Mel Brooks. A director, writer, actor and producer extraordinaire, Brooks did it all with too many classics to even mention to his name. And what do you get with power and an ability to make some serious amounts of cash? A movie like the 1976 comedy Silent Movie.
A very successful movie director, Mel Funn (Brooks) has fallen on some very rough times as he has retreated into a bottle. After years away from movies, Funn has a script that will hopefully turn his career around. With his friends and sidekicks at his side, Marty Eggs (Marty Feldman) and Dom Bell (Dom DeLuise), Funn heads into Hollywood with his script and convinces a Big Studio executive (Sid Caesar) to back his movie....if he can get some big stars attached to the production. With their work cut out for them, Funn and Co. set out to find enough big movie stars to work with but it's going to be easier said than done. A film studio, Engulf and Devour, has been scooping up struggling movie studios left and right, and they'd like nothing more than to buy up Big Studio too. Can Funn put his drinking problem aside to get his dream movie made? What is that dream movie? Well, Funn intends to make a silent movie. Dun-dun-duh!!!
Ready for a twist? Writing, starring and directing 'Silent,' Brooks is at the helm of an actual....silent movie!!! You know, because there's always so much demand for that throwback feel of a silent movie! It plays as a tribute to the slapstick stars of the silent era like Charlie Chaplin and Buster Keaton, even evoking moments of The Three Stooges, The Marx Brothers, Abbott and Costello, and Laurel and Hardy. Famously, only one word is audibly spoken in this comedy, dialogue cards popping up as our stars discuss and talk on-screen silently. We're introduced to sight gags, musical cues, sound effects throughout the 87-minute running time, a series of jokes on top of each other. Brooks has a ton of fun with those little moments, the soundtrack setting up a joke and then pulling out the rug from under us.

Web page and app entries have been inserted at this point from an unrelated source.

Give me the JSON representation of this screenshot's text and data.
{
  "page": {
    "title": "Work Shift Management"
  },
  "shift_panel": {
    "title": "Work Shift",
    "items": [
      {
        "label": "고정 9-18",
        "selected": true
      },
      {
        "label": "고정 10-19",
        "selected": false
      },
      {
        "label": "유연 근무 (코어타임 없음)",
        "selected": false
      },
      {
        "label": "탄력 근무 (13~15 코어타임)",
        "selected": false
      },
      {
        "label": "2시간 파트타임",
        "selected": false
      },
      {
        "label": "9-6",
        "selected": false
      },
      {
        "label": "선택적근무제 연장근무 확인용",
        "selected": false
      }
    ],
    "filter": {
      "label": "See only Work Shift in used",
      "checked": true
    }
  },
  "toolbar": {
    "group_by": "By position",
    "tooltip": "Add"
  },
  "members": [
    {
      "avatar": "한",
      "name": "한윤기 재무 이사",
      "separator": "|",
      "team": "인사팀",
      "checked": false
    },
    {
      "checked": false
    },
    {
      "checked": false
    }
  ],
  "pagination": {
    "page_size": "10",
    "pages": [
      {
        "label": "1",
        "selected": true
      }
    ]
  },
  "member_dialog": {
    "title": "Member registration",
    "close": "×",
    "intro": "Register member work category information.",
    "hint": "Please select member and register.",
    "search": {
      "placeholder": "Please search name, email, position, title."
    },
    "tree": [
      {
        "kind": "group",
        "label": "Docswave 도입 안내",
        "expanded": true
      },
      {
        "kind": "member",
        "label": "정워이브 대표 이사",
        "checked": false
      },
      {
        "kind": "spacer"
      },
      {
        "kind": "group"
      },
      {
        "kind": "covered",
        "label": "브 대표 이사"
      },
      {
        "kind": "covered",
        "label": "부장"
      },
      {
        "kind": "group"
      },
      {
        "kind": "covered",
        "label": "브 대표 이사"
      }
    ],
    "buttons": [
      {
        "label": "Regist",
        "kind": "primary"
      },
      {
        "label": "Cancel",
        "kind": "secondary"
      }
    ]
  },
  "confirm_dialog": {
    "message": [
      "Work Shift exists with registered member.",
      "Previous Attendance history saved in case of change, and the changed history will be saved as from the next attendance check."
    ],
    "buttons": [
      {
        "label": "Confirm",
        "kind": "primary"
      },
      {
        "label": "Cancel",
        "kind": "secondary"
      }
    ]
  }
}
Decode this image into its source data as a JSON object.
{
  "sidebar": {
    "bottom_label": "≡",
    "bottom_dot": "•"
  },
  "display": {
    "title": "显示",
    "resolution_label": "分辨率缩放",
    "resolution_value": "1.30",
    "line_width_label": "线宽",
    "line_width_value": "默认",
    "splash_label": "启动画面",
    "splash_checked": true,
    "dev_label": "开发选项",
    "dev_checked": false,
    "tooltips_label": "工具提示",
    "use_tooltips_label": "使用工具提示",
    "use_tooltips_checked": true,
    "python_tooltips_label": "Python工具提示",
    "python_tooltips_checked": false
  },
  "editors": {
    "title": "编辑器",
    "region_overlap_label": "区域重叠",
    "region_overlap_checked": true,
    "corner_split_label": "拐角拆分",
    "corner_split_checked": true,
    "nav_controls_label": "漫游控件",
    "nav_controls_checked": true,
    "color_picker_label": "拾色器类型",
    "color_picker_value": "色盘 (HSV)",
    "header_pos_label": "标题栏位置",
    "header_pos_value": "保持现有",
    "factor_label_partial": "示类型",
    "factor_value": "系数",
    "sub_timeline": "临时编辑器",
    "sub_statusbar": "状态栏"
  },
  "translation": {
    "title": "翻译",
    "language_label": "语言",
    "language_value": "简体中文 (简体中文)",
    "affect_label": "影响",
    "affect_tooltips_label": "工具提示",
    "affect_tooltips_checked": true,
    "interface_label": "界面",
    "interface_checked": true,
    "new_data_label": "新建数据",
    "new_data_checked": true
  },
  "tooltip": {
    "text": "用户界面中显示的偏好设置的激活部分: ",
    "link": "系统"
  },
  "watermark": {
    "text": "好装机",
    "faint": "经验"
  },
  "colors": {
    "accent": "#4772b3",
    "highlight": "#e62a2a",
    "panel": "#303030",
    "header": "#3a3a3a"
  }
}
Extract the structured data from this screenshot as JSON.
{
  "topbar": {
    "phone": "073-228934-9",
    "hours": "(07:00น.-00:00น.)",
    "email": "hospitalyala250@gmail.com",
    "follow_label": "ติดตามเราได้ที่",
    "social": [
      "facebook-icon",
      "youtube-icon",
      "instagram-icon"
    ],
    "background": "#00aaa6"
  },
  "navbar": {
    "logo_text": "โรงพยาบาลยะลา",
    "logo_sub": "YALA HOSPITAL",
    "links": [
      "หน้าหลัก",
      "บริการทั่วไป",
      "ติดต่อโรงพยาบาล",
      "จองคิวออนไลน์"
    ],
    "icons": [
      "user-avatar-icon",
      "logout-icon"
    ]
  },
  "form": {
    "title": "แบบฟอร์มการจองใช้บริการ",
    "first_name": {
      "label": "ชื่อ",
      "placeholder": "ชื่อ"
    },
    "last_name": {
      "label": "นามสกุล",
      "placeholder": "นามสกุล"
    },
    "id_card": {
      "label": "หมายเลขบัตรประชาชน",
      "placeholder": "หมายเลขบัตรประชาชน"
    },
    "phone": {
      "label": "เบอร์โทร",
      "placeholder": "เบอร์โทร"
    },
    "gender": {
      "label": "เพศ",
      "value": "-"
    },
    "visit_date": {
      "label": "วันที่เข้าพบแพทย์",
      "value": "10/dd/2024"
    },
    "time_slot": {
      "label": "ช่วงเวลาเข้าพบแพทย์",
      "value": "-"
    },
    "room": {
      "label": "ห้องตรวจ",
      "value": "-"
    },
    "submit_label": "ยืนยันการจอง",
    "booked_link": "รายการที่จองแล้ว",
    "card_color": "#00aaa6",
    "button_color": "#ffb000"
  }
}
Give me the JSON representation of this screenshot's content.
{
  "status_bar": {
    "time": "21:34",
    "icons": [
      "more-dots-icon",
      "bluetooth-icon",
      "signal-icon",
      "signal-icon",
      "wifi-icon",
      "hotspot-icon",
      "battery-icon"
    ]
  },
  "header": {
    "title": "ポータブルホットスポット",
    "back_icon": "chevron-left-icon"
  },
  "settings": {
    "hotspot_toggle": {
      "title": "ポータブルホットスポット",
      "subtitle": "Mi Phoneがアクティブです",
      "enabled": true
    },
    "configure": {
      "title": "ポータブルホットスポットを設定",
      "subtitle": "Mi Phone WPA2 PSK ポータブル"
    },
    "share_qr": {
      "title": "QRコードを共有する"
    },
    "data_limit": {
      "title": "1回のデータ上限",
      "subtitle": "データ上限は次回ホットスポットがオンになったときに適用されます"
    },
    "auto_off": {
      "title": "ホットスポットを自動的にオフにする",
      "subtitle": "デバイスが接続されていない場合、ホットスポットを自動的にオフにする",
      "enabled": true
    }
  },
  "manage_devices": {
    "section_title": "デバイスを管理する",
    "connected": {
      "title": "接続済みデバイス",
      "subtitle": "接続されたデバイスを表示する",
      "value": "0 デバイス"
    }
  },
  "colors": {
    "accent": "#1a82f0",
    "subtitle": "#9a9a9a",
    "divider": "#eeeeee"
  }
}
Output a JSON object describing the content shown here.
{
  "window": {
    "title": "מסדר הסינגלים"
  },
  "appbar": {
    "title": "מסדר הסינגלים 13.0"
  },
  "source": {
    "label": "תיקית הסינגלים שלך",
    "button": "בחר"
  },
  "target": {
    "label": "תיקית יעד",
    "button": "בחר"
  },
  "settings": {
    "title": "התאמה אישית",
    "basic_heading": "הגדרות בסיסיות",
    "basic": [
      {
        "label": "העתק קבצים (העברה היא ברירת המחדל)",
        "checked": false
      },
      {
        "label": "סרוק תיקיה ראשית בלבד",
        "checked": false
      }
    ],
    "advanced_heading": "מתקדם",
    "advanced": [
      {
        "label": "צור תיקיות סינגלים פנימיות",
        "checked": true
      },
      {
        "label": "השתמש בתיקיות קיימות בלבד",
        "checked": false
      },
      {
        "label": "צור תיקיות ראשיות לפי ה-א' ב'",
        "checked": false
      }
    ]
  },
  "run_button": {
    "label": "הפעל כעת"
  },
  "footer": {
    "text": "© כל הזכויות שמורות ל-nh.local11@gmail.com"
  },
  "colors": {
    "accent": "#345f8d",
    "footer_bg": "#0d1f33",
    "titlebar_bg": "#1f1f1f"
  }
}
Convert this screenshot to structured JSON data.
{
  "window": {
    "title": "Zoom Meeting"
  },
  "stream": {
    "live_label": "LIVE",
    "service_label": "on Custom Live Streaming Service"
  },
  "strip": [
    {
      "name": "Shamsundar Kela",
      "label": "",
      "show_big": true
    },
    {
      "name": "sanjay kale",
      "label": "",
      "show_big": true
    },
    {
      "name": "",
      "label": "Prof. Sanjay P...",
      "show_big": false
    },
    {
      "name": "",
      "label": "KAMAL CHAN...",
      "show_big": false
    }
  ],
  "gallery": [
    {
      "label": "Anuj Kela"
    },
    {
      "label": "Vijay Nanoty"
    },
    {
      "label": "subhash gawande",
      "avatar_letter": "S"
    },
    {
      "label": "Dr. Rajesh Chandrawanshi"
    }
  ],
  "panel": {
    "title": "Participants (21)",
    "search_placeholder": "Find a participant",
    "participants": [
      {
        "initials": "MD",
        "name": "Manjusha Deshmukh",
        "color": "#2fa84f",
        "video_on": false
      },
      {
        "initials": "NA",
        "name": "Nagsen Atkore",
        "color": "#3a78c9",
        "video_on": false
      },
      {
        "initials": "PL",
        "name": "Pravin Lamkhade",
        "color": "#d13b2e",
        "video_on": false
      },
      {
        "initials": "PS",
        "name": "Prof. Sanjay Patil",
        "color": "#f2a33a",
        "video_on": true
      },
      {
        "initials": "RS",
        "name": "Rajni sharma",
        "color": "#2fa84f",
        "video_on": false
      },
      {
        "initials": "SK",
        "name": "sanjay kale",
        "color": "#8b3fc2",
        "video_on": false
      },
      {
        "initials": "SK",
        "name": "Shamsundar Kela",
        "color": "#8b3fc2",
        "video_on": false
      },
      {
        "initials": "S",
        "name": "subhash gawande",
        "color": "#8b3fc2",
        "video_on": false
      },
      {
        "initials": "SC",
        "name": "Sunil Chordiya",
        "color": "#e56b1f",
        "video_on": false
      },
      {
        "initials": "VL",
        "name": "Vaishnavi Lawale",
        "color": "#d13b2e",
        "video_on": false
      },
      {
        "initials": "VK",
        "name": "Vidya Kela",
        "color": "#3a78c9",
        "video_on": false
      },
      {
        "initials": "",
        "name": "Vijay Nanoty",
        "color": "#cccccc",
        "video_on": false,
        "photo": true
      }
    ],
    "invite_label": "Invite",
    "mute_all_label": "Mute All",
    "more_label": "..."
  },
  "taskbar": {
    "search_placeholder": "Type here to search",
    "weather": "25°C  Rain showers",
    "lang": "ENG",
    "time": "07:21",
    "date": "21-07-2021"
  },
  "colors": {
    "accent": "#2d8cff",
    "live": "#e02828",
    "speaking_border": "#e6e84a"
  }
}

That's all well and good, the tribute working well. But still, I don't think the movie is as funny as the movie thinks it is. The script is interesting, the stars very talented, and a handful of cameos providing some memorable moments. 'Silent' is going for the laughs, but they're not necessarily there in the end. I chuckled a couple times, smiled a bunch, laughed out loud once or twice but at no point did I think I was watching a hilarious, laugh-riddled comedy. None of this is to say it's not good. It is good, but 'Silent' isn't even close to as funny as it think it truly is. Moments work, a sight gag here and there, but as a whole, there's no unifying link that holds it all together unfortunately.
So, yes, the laughs aren't there in abundance as I might have liked. There are moments though that work because quite honestly, there's too much talent assembled here for it to not be somewhat entertaining. So Brooks, Feldman and DeLuise? Yeah, they have their moments. It's the little things, not the big moments. It's how they walk in step inches apart from each other. It's how they hug like they've won the lotto when the movie gets approved, prompting the beginning of a running gag with on-lookers muttering a perfectly placed slur. They each get their bits, Brooks the leader who falls for a sexy seductress (Bernadette Peters) sent by Engulf and Devour to destroy Funn. Feldman's Eggs is always trying to hook up with beautiful women, usually going down in flames, while DeLuise's Bell is perpetually drinking Coke and always needing to go to the bathroom. Great comedic minds at work.
Also look for Harold Gould as Engulf and Ron Carey as Devour, the studio heads so desperately trying to stop Funn from making a successful movie. Huge, over the top parts with so obviously evil villains.
All things considered, the best thing for me from 'Silent' was the cameos, some big-time stars poking fun at themselves with some quick appearances. That group includes Burt Reynolds, James Caan, Liza Minnelli, Anne Bancroft, Marcel Marceau and Paul Newman. Reynolds especially stands out, playing up his good looks into a star obsessed with his own looks. The scene where Funn, Eggs and Bell end up in the shower with him is pretty perfect, one of the moments I genuinely laughed out loud. Caan too is very good, playing the kinda slow movie star who invites Funn and Co. into his off-balance trailer as they serve some lunch. It is a solid example of how subtle physical humor can work in an almost effortless fashion.
Still, I struggled to get through this one. No cohesive link, some solid moments lost in a wave of lesser moments that don't work so well. Not a positive rating, but it's still one I can mildly, mildly, recommend because when it works, it works real well.
Silent Movie (1976): **/****